Subgenus: Hoplosmia Thomson, 1872
Common name: none
(modified from Müller 2018a, unless otherwise stated)
Osmia (Hoplosmia) may be confused with some species of Heriades (Heriades) due to the spined axillae, which are uncommon among Osmiini (Müller 2018a). Osmia (Hoplosmia) can be differentiated from Heriades because O. (Hoplosmia) lacks a distinct transverse carina that delimits the basal area of the propodeum from the steep vertical slope of the propodeum. O. (Hoplosmia) females do not have the preapical tuft of long erect hairs on the labrum that is present in Heriades (Müller 2018a).
Osmia (Hoplosmia) are predominantly specialists on Asteraceae. Many species have a preference for Cichorioideae, Asteroideae, and Carduoideae. Unlike many other O. (Hoplosmia), O. fallax are generalists with a preference for Cistaceae, Asteraceae, and Brassicaceae (Müller 2018b).
Osmia (Hoplosmia) have been observed nesting in snail shells, abandoned insect burrows, hollow stems, and cavities in soil and rocks. Osmia croatica nest in snail shells that are hidden under rocks. Cell partitions and nest plugs are comprised of masticated leaves. Osmia spinulosa nest in snail shells.

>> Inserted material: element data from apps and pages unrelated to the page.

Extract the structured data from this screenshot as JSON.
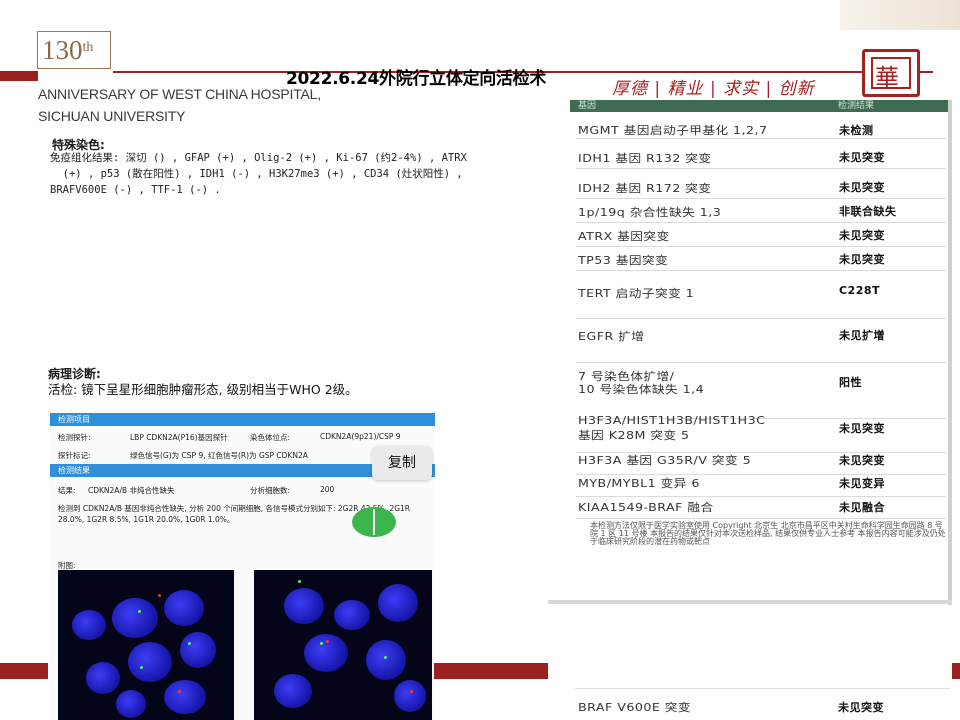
{
  "header": {
    "logo_number": "130",
    "logo_suffix": "th",
    "anniversary_line1": "ANNIVERSARY OF WEST CHINA HOSPITAL,",
    "anniversary_line2": "SICHUAN UNIVERSITY",
    "title": "2022.6.24外院行立体定向活检术",
    "motto": "厚德 | 精业 | 求实 | 创新",
    "colors": {
      "brand_red": "#9b2020",
      "logo_gold": "#8b6a45"
    }
  },
  "special_stain": {
    "heading": "特殊染色:",
    "body": "免疫组化结果: 深切 () , GFAP (+) , Olig-2 (+) , Ki-67 (约2-4%) , ATRX\n  (+) , p53 (散在阳性) , IDH1 (-) , H3K27me3 (+) , CD34 (灶状阳性) ,\nBRAFV600E (-) , TTF-1 (-) ."
  },
  "pathology": {
    "heading": "病理诊断:",
    "body": "活检: 镜下呈星形细胞肿瘤形态, 级别相当于WHO 2级。"
  },
  "fish_report": {
    "section_items": "检测项目",
    "probe_label": "检测探针:",
    "probe_value": "LBP CDKN2A(P16)基因探针",
    "locus_label": "染色体位点:",
    "locus_value": "CDKN2A(9p21)/CSP 9",
    "marker_label": "探针标记:",
    "marker_value": "绿色信号(G)为 CSP 9, 红色信号(R)为 GSP CDKN2A",
    "section_result": "检测结果",
    "result_label": "结果:",
    "result_value": "CDKN2A/B 非纯合性缺失",
    "cells_label": "分析细胞数:",
    "cells_value": "200",
    "description_1": "检测到 CDKN2A/B 基因非纯合性缺失, 分析 200 个间期细胞, 各信号模式分别如下: 2G2R 42.5%, 2G1R",
    "description_2": "28.0%, 1G2R 8.5%, 1G1R 20.0%, 1G0R 1.0%。",
    "figure_label": "附图:",
    "copy_button": "复制",
    "colors": {
      "section_bar": "#2f8fd8",
      "fab_green": "#3cb54a"
    }
  },
  "gene_table": {
    "header_gene": "基因",
    "header_result": "检测结果",
    "rows": [
      {
        "gene": "MGMT 基因启动子甲基化 1,2,7",
        "result": "未检测"
      },
      {
        "gene": "IDH1 基因 R132 突变",
        "result": "未见突变"
      },
      {
        "gene": "IDH2 基因 R172 突变",
        "result": "未见突变"
      },
      {
        "gene": "1p/19q 杂合性缺失 1,3",
        "result": "非联合缺失"
      },
      {
        "gene": "ATRX 基因突变",
        "result": "未见突变"
      },
      {
        "gene": "TP53 基因突变",
        "result": "未见突变"
      },
      {
        "gene": "TERT 启动子突变 1",
        "result": "C228T"
      },
      {
        "gene": "EGFR 扩增",
        "result": "未见扩增"
      },
      {
        "gene": "7 号染色体扩增/",
        "gene2": "10 号染色体缺失 1,4",
        "result": "阳性"
      },
      {
        "gene": "H3F3A/HIST1H3B/HIST1H3C",
        "gene2": "基因 K28M 突变 5",
        "result": "未见突变"
      },
      {
        "gene": "H3F3A 基因 G35R/V 突变 5",
        "result": "未见突变"
      },
      {
        "gene": "MYB/MYBL1 变异 6",
        "result": "未见变异"
      },
      {
        "gene": "KIAA1549-BRAF 融合",
        "result": "未见融合"
      }
    ],
    "footnote": "本检测方法仅限于医学实验室使用 Copyright 北京生 北京市昌平区中关村生命科学园生命园路 8 号院 1 区 11 号楼 本报告的结果仅针对本次送检样品, 结果仅供专业人士参考 本报告内容可能涉及仍处于临床研究阶段的潜在药物或靶点",
    "braf_gene": "BRAF V600E 突变",
    "braf_result": "未见突变"
  }
}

After their nest is complete, they turn their snail shell nests so the shell opening is directed towards the ground. Cell partitions and nest plugs are comprised of masticated leaves. Osmia anceyi nest in insect burrows in dead wood and pithy stems. Cell partitions and nest plugs are comprised of mud with the occasional mixture of pith. Osmia bidentata nest in insect burrows in dead wood, hollow stems, and cavities in soil. Cell partitions and nest plugs are constructed out of mud. Osmia distinguenda nest in small cavities in rocks. Cell partitions are constructed out of masticated leaves, while the nest plug is comprised of leaf pulp (Müller 2018b).

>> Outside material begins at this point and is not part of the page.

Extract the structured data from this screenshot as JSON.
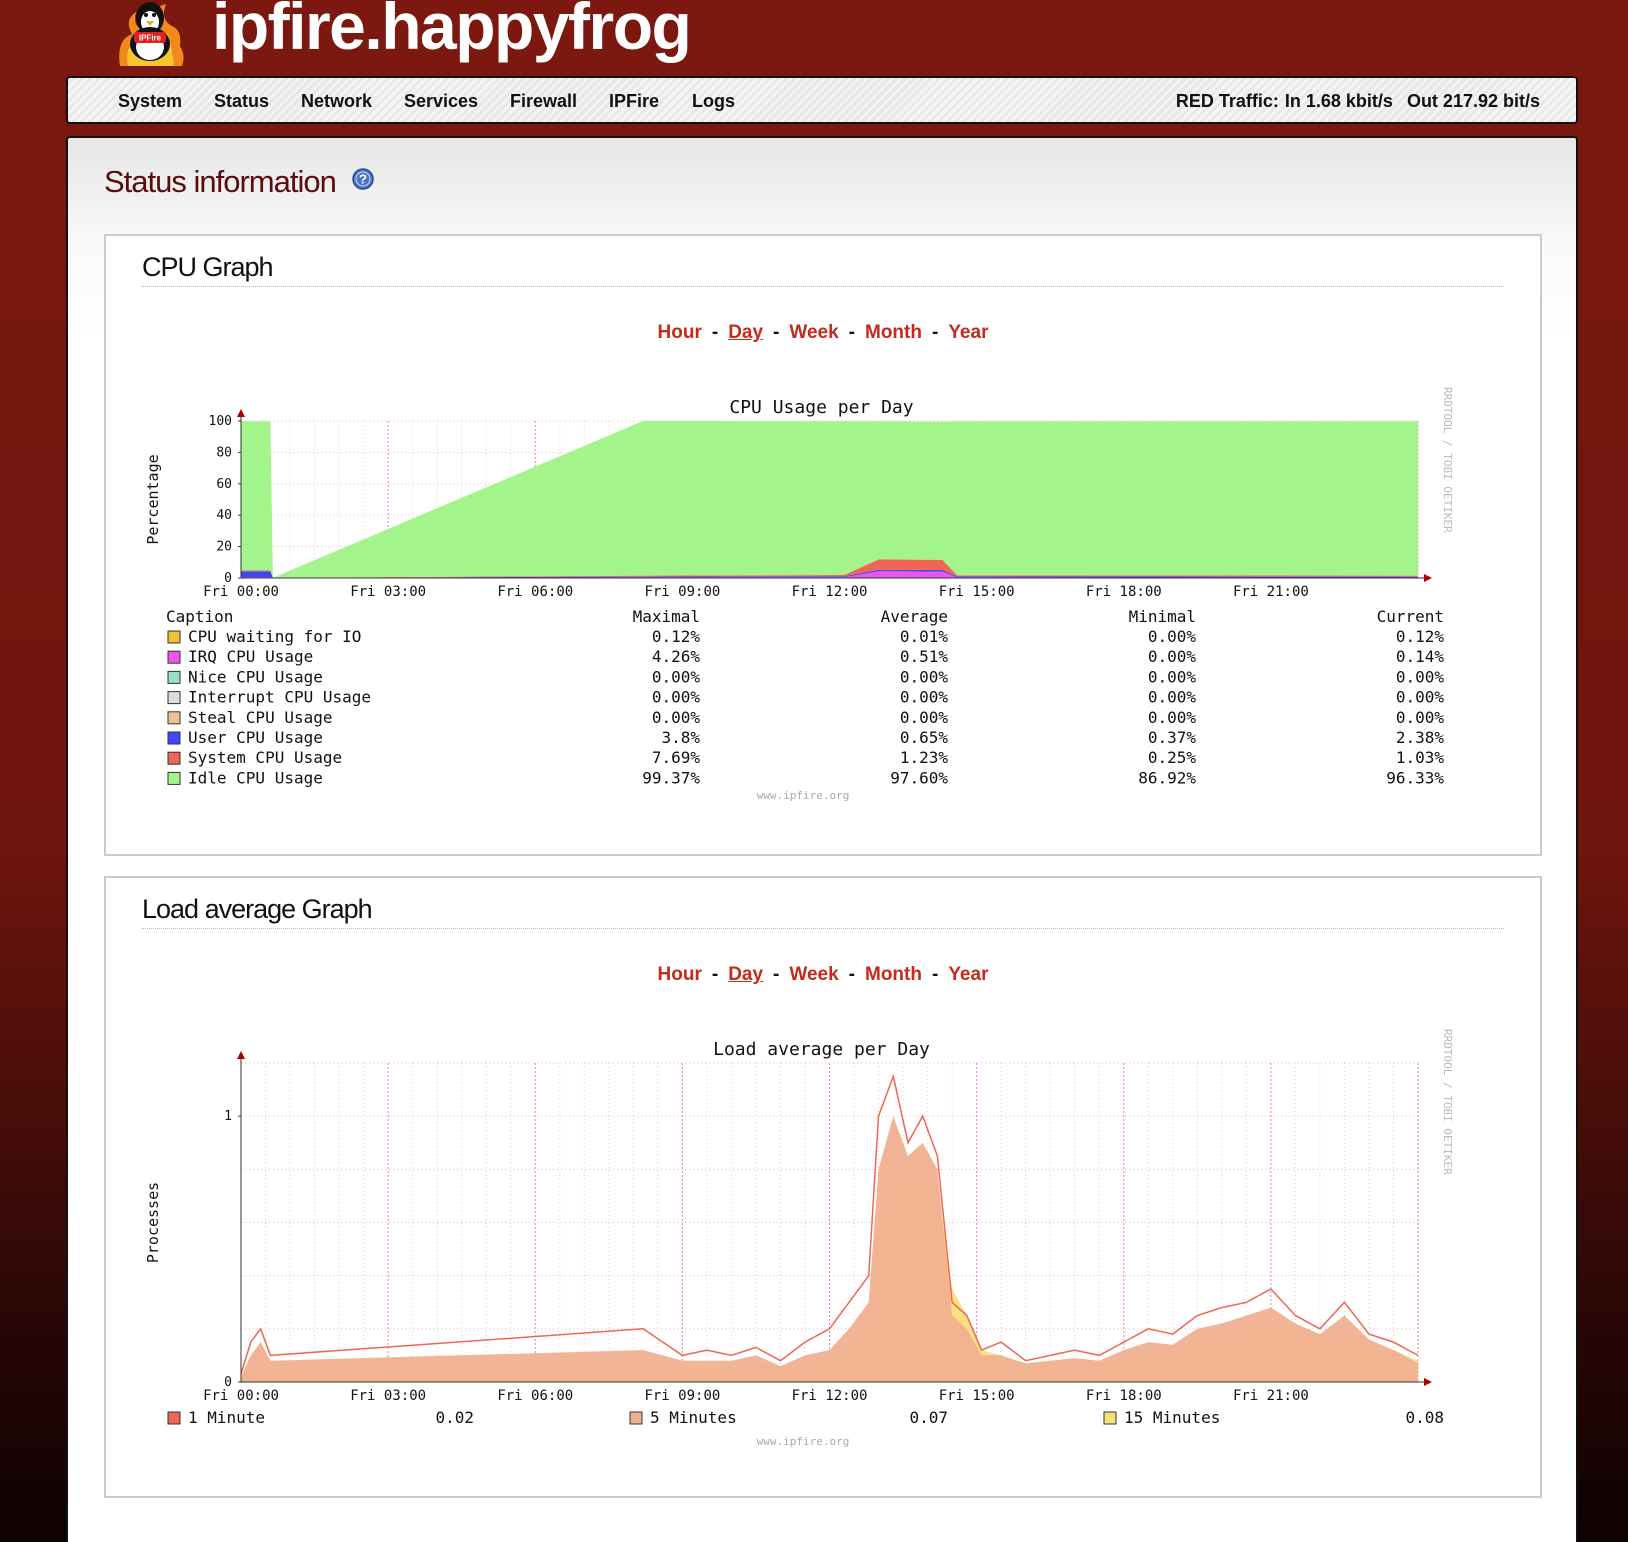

Osmia (Hoplosmia) contains 21 species (Müller 2018a), None are known to occur in the U.S. or Canada.
There are no known invasives.

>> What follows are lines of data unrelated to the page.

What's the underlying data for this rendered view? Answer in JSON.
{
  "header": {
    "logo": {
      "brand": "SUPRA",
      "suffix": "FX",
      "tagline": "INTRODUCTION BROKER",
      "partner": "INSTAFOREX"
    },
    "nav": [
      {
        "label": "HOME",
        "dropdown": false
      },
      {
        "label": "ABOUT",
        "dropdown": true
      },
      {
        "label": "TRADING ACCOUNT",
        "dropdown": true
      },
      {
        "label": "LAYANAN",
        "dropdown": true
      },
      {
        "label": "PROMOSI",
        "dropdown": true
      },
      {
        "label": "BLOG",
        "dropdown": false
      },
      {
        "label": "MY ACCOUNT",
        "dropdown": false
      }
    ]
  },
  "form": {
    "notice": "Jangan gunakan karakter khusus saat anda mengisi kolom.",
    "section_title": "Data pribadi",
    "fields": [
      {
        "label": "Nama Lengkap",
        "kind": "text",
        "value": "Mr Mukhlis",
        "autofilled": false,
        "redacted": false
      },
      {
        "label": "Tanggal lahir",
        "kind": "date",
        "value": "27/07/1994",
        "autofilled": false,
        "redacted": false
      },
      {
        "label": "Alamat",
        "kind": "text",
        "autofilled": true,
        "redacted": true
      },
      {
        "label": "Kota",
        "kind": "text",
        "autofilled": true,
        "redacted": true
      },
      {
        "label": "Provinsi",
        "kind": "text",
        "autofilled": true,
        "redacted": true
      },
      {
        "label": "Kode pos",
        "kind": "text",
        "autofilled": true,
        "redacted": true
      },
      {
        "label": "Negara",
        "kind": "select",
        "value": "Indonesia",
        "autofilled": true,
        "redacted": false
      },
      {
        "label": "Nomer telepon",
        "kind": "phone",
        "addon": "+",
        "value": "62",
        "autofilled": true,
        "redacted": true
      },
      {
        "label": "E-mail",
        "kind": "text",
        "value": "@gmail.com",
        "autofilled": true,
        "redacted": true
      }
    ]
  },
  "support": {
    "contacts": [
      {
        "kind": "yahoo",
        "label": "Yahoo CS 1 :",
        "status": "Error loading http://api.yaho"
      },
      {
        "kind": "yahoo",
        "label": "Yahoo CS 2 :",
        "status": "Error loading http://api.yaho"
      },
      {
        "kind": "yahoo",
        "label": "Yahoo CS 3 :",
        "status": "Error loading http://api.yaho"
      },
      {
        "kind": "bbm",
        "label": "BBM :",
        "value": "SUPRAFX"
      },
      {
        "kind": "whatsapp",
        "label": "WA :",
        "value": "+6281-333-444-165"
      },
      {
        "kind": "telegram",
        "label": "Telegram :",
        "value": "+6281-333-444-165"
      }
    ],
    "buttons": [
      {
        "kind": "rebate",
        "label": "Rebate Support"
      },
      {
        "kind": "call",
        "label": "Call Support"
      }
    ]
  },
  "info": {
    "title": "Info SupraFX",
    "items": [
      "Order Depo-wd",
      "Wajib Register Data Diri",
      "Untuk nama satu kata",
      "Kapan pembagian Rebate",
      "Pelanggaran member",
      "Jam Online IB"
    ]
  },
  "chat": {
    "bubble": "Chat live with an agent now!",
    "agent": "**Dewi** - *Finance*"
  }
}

Osmia (Hoplosmia) can be found throughout Europe, Asia, and northern Africa (Müller 2018b).